  2. Perhaps you need less prep ... possibly even Zero Prep ... perhaps?

    (But yes, the point of the thing is to actually play an actual game with actual friends. The books or notebooks on the shelf are a Potential Thing, not the Thing itself - at least to me. The story to tell isn't what I or Game Designer X or RPG Company Z wrote or published, it's what we did with what they wrote or published.)

    1. Not zero prep, but yes, definitely less prep...or better yet...a certain kind of prep. A particular approach and mindset going in.

      I suppose you could look at it as "what we did with what they wrote or published", but honestly, what did you do with it? If the answer is, "We ran it", well than check please, 'cause I'm done. It the answer is, "We made it ours damn it", you'll get a lot more respect and interest from this green, furry canine I'll tell you that.

    2. Nah, "What we did with it" usually involves something like ".. and then the cleric punched the royal messenger in the face and all hell broke loose". That's the point of all this stuff, not "hey I have a nice wall of books over here."

    3. Well, then you still made it yours didn't you?

      At the same time, yeah, experiences were quite different from that.

  3. Everything is better in space, and dungeons are no exception: Death Star, Hadley's Hope colony, the Borg cube, space hulks. I have had lots of fun running space dungeons, but they have, almost inherently, lots of things "moving": turbolifts, defence systems, repair drones, inestable energy sources, low-gravity areas, computers gone awry and so on. Since many of its inhabitants are machines, it is easy to come up with their reactions just using common sense.

    In fact, not so long ago, you mentioned Starfall (Star Wars d6) as a nice adventure module, didn't you?

  4. I did. Yes, it was awesome, and so is your observation Miguel. In more ways than one!

    Space setting dungeons are just so much cooler than Fantasy ones. Why? They vary so much more. Now I'm not saying you can't vary Fantasy dungeons, you can, but few do. In Sci-Fi games, you can have your ancient alien temple complex, the interior of a starship or space station, a ringworld, O'Neil colonies, and even the variations on these themes can look and feel so different from each other.

    Plus, the moving parts! People underestimate what a big deal the moving parts are.

    Now, you further hit upon the primary aspect of running a Dynamic Environment with reduced prep AND stress. Coming up with how the inhabitants will react, and using common sense (the single, most uncommon commodity in all the word, btw).

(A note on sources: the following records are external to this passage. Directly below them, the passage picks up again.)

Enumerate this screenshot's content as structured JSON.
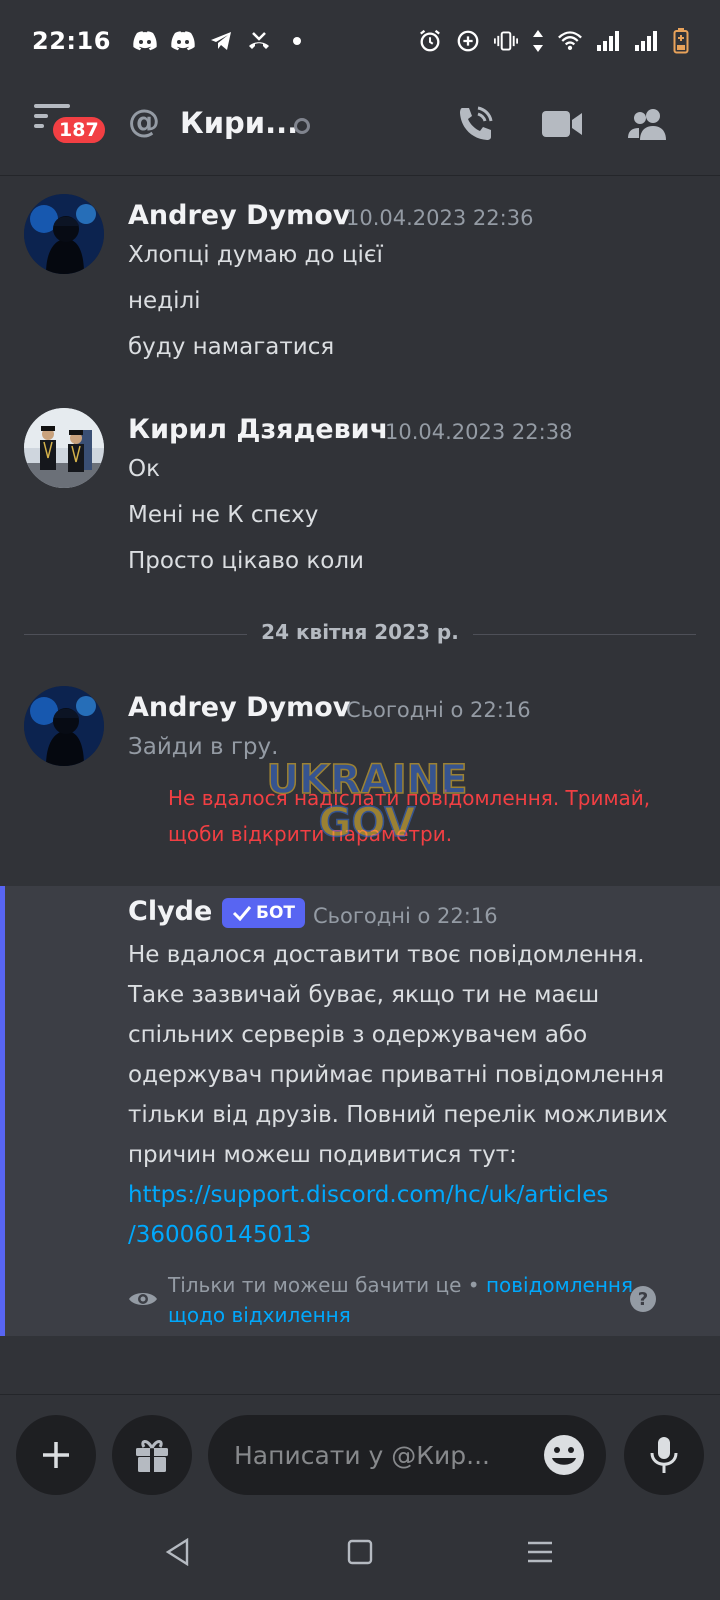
{
  "status_bar": {
    "time": "22:16",
    "left_icons": [
      "discord-icon",
      "discord-icon",
      "telegram-icon",
      "missed-call-icon",
      "dot-icon"
    ],
    "right_icons": [
      "alarm-icon",
      "data-saver-icon",
      "vibrate-icon",
      "data-arrows-icon",
      "wifi-icon",
      "signal-icon",
      "signal-icon",
      "battery-icon"
    ]
  },
  "header": {
    "badge_count": "187",
    "at_symbol": "@",
    "channel_name": "Кири...",
    "icons": [
      "menu-icon",
      "call-icon",
      "video-icon",
      "members-icon"
    ]
  },
  "messages": [
    {
      "author": "Andrey Dymov",
      "timestamp": "10.04.2023 22:36",
      "lines": [
        "Хлопці думаю до цієї",
        "неділі",
        "буду намагатися"
      ]
    },
    {
      "author": "Кирил Дзядевич",
      "timestamp": "10.04.2023 22:38",
      "lines": [
        "Ок",
        "Мені не К спєху",
        "Просто цікаво коли"
      ]
    }
  ],
  "date_divider": "24 квітня 2023 р.",
  "failed_message": {
    "author": "Andrey Dymov",
    "timestamp": "Сьогодні о 22:16",
    "text": "Зайди в гру.",
    "error_lines": [
      "Не вдалося надіслати повідомлення. Тримай,",
      "щоби відкрити параметри."
    ]
  },
  "clyde": {
    "author": "Clyde",
    "bot_label": "БОТ",
    "timestamp": "Сьогодні о 22:16",
    "lines": [
      "Не вдалося доставити твоє повідомлення.",
      "Таке зазвичай буває, якщо ти не маєш",
      "спільних серверів з одержувачем або",
      "одержувач приймає приватні повідомлення",
      "тільки від друзів. Повний перелік можливих",
      "причин можеш подивитися тут:"
    ],
    "link_lines": [
      "https://support.discord.com/hc/uk/articles",
      "/360060145013"
    ],
    "ephemeral_text": "Тільки ти можеш бачити це •",
    "ephemeral_link": "повідомлення щодо відхилення"
  },
  "watermark": {
    "line1": "UKRAINE",
    "line2": "GOV"
  },
  "composer": {
    "placeholder": "Написати у @Кир..."
  },
  "colors": {
    "background": "#313338",
    "accent": "#5865f2",
    "error": "#f23f43",
    "link": "#00a8fc"
  }
}
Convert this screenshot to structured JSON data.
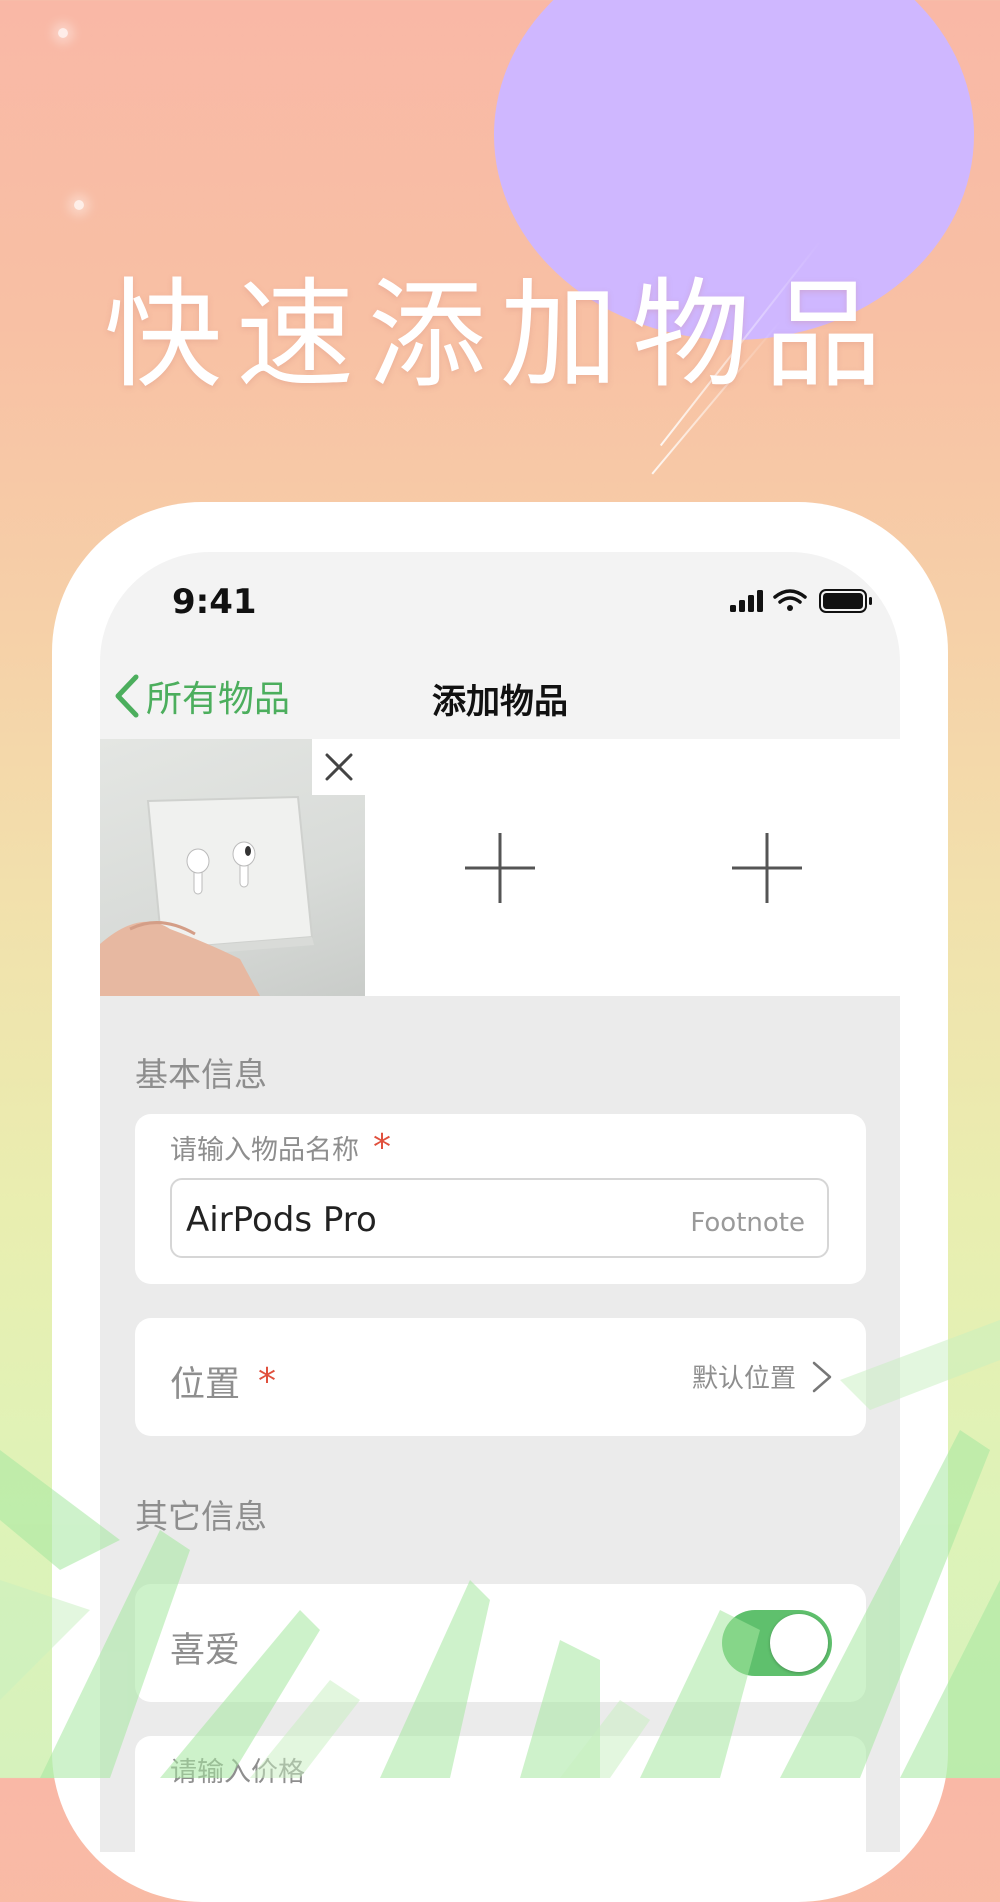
{
  "promo": {
    "headline": "快速添加物品"
  },
  "status_bar": {
    "time": "9:41",
    "icons": [
      "signal-icon",
      "wifi-icon",
      "battery-icon"
    ]
  },
  "nav": {
    "back_label": "所有物品",
    "title": "添加物品"
  },
  "photos": {
    "items": [
      {
        "type": "photo",
        "subject": "airpods-box-photo",
        "removable": true
      },
      {
        "type": "add-slot",
        "icon": "plus-icon"
      },
      {
        "type": "add-slot",
        "icon": "plus-icon"
      }
    ]
  },
  "basic_info": {
    "section_title": "基本信息",
    "name_field": {
      "label": "请输入物品名称",
      "required_mark": "*",
      "value": "AirPods Pro",
      "hint": "Footnote"
    },
    "location": {
      "label": "位置",
      "required_mark": "*",
      "value": "默认位置"
    }
  },
  "other_info": {
    "section_title": "其它信息",
    "favorite": {
      "label": "喜爱",
      "enabled": true
    },
    "price_field": {
      "label": "请输入价格"
    }
  },
  "colors": {
    "accent": "#4cae5d",
    "toggle_on": "#5fc06d",
    "required": "#e0503d",
    "moon": "#cfb7ff"
  }
}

    I hope to detail this approach in the follow up post to this one, and in another upcoming post on Adventure Design, Barking Alien style.